(WTVM) - State senators will soon decide to approve or reject the latest version of a bill that would make adopting easier in Georgia.
Georgia's State House unanimously approved House Bill 159's latest updates, by a margin of 168-0. In January, the Georgia Senate voted to adopt the legislation.
The bill, in part, also addresses the potential waiting period for couples to adopt children in foster care by reducing certain limits on age, country of origin and residency requirements.
Some senators say they may not approve certain provisions; examples include whether or not adoptive parents would be allowed to reimburse birth mothers' living expenses while caring for the child.
Another contentious point in this debate involves the inclusion of "religious liberty" provisions in the bill.
In 2017, a similar bill made its way through the legislature but fell short after some lawmakers added these provisions, which would have allowed faith-based adoption agencies receiving state funding to avoid placing children with same-sex couples.

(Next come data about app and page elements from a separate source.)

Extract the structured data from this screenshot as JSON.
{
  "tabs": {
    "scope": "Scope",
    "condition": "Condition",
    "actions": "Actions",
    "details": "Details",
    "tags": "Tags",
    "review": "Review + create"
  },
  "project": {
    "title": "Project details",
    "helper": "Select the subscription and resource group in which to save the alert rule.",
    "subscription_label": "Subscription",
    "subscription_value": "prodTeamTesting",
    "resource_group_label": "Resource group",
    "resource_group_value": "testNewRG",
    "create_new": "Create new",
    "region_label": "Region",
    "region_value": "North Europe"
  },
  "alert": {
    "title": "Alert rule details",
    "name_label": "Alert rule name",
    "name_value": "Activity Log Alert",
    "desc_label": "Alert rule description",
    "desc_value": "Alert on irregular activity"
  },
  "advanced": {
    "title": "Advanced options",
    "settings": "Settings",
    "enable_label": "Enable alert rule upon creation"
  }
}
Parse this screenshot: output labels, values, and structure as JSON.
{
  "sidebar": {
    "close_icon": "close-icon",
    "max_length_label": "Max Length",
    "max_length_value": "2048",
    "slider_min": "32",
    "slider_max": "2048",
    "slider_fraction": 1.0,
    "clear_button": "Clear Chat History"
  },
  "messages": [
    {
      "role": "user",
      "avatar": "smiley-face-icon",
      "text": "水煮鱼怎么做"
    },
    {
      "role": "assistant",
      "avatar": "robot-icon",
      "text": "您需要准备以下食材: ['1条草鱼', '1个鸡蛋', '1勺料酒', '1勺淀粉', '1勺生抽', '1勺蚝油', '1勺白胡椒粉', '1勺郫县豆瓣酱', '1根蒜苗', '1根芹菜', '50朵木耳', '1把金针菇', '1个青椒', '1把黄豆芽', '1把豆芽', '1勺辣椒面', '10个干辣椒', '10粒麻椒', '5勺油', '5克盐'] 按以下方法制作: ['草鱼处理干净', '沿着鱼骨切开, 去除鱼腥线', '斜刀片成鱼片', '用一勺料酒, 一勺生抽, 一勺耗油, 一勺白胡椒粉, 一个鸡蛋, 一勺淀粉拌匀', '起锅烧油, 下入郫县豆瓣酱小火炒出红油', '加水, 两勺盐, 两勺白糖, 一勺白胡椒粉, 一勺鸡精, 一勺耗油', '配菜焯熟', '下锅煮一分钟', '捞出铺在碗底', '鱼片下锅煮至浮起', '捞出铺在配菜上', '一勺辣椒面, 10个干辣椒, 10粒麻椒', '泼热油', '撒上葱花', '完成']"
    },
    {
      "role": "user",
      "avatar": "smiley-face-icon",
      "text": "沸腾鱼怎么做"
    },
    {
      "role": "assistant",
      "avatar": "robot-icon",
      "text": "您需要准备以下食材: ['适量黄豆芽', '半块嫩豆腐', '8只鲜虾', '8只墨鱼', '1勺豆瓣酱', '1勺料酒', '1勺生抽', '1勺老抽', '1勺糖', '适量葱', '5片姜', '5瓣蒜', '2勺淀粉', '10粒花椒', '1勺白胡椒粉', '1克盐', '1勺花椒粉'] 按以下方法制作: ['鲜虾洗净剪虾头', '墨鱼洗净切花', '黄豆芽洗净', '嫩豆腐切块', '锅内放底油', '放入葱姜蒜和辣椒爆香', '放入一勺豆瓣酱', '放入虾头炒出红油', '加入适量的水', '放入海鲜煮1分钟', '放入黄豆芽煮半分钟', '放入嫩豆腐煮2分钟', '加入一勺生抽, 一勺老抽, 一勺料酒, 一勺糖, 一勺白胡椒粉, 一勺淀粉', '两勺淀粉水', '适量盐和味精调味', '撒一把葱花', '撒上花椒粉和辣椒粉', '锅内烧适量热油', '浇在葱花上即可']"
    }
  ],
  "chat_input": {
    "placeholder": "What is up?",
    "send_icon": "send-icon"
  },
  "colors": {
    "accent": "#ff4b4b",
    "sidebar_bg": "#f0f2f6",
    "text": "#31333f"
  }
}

Supporters have argued the bill would help create more adoption agencies and allow private ones some flexibility when it comes to placing children. Critics said it would discriminate against the LGBT community.
Last year, Governor Nathan Deal publicly opposed the addition of religious liberty measures.